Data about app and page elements
——————
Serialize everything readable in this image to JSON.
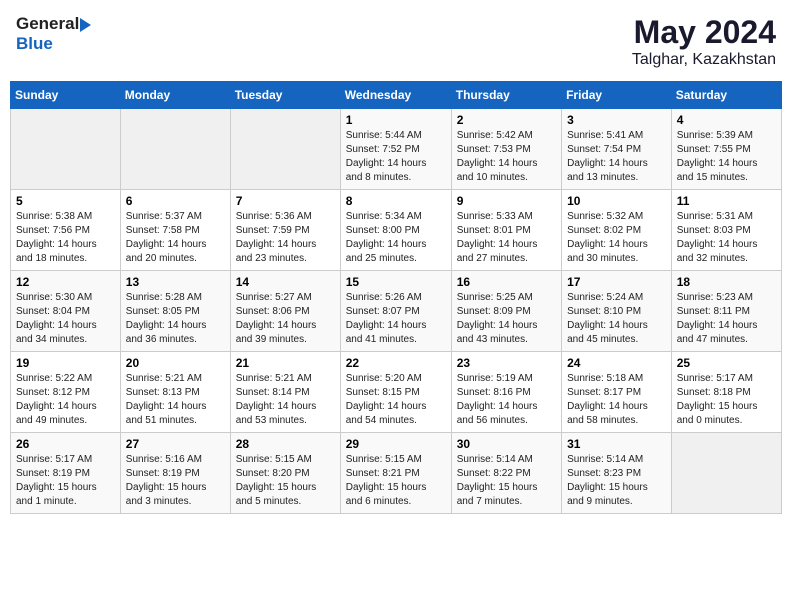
{
  "header": {
    "logo_general": "General",
    "logo_blue": "Blue",
    "month_year": "May 2024",
    "location": "Talghar, Kazakhstan"
  },
  "weekdays": [
    "Sunday",
    "Monday",
    "Tuesday",
    "Wednesday",
    "Thursday",
    "Friday",
    "Saturday"
  ],
  "weeks": [
    [
      {
        "day": "",
        "info": ""
      },
      {
        "day": "",
        "info": ""
      },
      {
        "day": "",
        "info": ""
      },
      {
        "day": "1",
        "info": "Sunrise: 5:44 AM\nSunset: 7:52 PM\nDaylight: 14 hours\nand 8 minutes."
      },
      {
        "day": "2",
        "info": "Sunrise: 5:42 AM\nSunset: 7:53 PM\nDaylight: 14 hours\nand 10 minutes."
      },
      {
        "day": "3",
        "info": "Sunrise: 5:41 AM\nSunset: 7:54 PM\nDaylight: 14 hours\nand 13 minutes."
      },
      {
        "day": "4",
        "info": "Sunrise: 5:39 AM\nSunset: 7:55 PM\nDaylight: 14 hours\nand 15 minutes."
      }
    ],
    [
      {
        "day": "5",
        "info": "Sunrise: 5:38 AM\nSunset: 7:56 PM\nDaylight: 14 hours\nand 18 minutes."
      },
      {
        "day": "6",
        "info": "Sunrise: 5:37 AM\nSunset: 7:58 PM\nDaylight: 14 hours\nand 20 minutes."
      },
      {
        "day": "7",
        "info": "Sunrise: 5:36 AM\nSunset: 7:59 PM\nDaylight: 14 hours\nand 23 minutes."
      },
      {
        "day": "8",
        "info": "Sunrise: 5:34 AM\nSunset: 8:00 PM\nDaylight: 14 hours\nand 25 minutes."
      },
      {
        "day": "9",
        "info": "Sunrise: 5:33 AM\nSunset: 8:01 PM\nDaylight: 14 hours\nand 27 minutes."
      },
      {
        "day": "10",
        "info": "Sunrise: 5:32 AM\nSunset: 8:02 PM\nDaylight: 14 hours\nand 30 minutes."
      },
      {
        "day": "11",
        "info": "Sunrise: 5:31 AM\nSunset: 8:03 PM\nDaylight: 14 hours\nand 32 minutes."
      }
    ],
    [
      {
        "day": "12",
        "info": "Sunrise: 5:30 AM\nSunset: 8:04 PM\nDaylight: 14 hours\nand 34 minutes."
      },
      {
        "day": "13",
        "info": "Sunrise: 5:28 AM\nSunset: 8:05 PM\nDaylight: 14 hours\nand 36 minutes."
      },
      {
        "day": "14",
        "info": "Sunrise: 5:27 AM\nSunset: 8:06 PM\nDaylight: 14 hours\nand 39 minutes."
      },
      {
        "day": "15",
        "info": "Sunrise: 5:26 AM\nSunset: 8:07 PM\nDaylight: 14 hours\nand 41 minutes."
      },
      {
        "day": "16",
        "info": "Sunrise: 5:25 AM\nSunset: 8:09 PM\nDaylight: 14 hours\nand 43 minutes."
      },
      {
        "day": "17",
        "info": "Sunrise: 5:24 AM\nSunset: 8:10 PM\nDaylight: 14 hours\nand 45 minutes."
      },
      {
        "day": "18",
        "info": "Sunrise: 5:23 AM\nSunset: 8:11 PM\nDaylight: 14 hours\nand 47 minutes."
      }
    ],
    [
      {
        "day": "19",
        "info": "Sunrise: 5:22 AM\nSunset: 8:12 PM\nDaylight: 14 hours\nand 49 minutes."
      },
      {
        "day": "20",
        "info": "Sunrise: 5:21 AM\nSunset: 8:13 PM\nDaylight: 14 hours\nand 51 minutes."
      },
      {
        "day": "21",
        "info": "Sunrise: 5:21 AM\nSunset: 8:14 PM\nDaylight: 14 hours\nand 53 minutes."
      },
      {
        "day": "22",
        "info": "Sunrise: 5:20 AM\nSunset: 8:15 PM\nDaylight: 14 hours\nand 54 minutes."
      },
      {
        "day": "23",
        "info": "Sunrise: 5:19 AM\nSunset: 8:16 PM\nDaylight: 14 hours\nand 56 minutes."
      },
      {
        "day": "24",
        "info": "Sunrise: 5:18 AM\nSunset: 8:17 PM\nDaylight: 14 hours\nand 58 minutes."
      },
      {
        "day": "25",
        "info": "Sunrise: 5:17 AM\nSunset: 8:18 PM\nDaylight: 15 hours\nand 0 minutes."
      }
    ],
    [
      {
        "day": "26",
        "info": "Sunrise: 5:17 AM\nSunset: 8:19 PM\nDaylight: 15 hours\nand 1 minute."
      },
      {
        "day": "27",
        "info": "Sunrise: 5:16 AM\nSunset: 8:19 PM\nDaylight: 15 hours\nand 3 minutes."
      },
      {
        "day": "28",
        "info": "Sunrise: 5:15 AM\nSunset: 8:20 PM\nDaylight: 15 hours\nand 5 minutes."
      },
      {
        "day": "29",
        "info": "Sunrise: 5:15 AM\nSunset: 8:21 PM\nDaylight: 15 hours\nand 6 minutes."
      },
      {
        "day": "30",
        "info": "Sunrise: 5:14 AM\nSunset: 8:22 PM\nDaylight: 15 hours\nand 7 minutes."
      },
      {
        "day": "31",
        "info": "Sunrise: 5:14 AM\nSunset: 8:23 PM\nDaylight: 15 hours\nand 9 minutes."
      },
      {
        "day": "",
        "info": ""
      }
    ]
  ]
}
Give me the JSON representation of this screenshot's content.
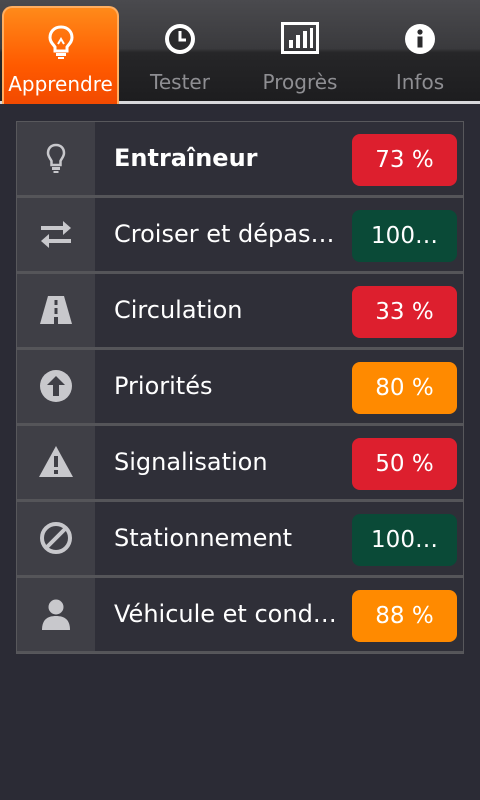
{
  "tabs": [
    {
      "label": "Apprendre",
      "icon": "bulb-icon",
      "active": true
    },
    {
      "label": "Tester",
      "icon": "clock-icon",
      "active": false
    },
    {
      "label": "Progrès",
      "icon": "bar-chart-icon",
      "active": false
    },
    {
      "label": "Infos",
      "icon": "info-icon",
      "active": false
    }
  ],
  "colors": {
    "red": "#dd1f2e",
    "green": "#0a4a37",
    "orange": "#ff8a00",
    "accent": "#ff6a00"
  },
  "categories": [
    {
      "label": "Entraîneur",
      "score": "73 %",
      "status": "red",
      "icon": "bulb-icon"
    },
    {
      "label": "Croiser et dépas…",
      "score": "100…",
      "status": "green",
      "icon": "swap-arrows-icon"
    },
    {
      "label": "Circulation",
      "score": "33 %",
      "status": "red",
      "icon": "road-icon"
    },
    {
      "label": "Priorités",
      "score": "80 %",
      "status": "orange",
      "icon": "up-arrow-circle-icon"
    },
    {
      "label": "Signalisation",
      "score": "50 %",
      "status": "red",
      "icon": "warning-icon"
    },
    {
      "label": "Stationnement",
      "score": "100…",
      "status": "green",
      "icon": "no-entry-icon"
    },
    {
      "label": "Véhicule et cond…",
      "score": "88 %",
      "status": "orange",
      "icon": "person-icon"
    }
  ]
}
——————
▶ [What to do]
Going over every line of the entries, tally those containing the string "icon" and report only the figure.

▶ [Written response]
11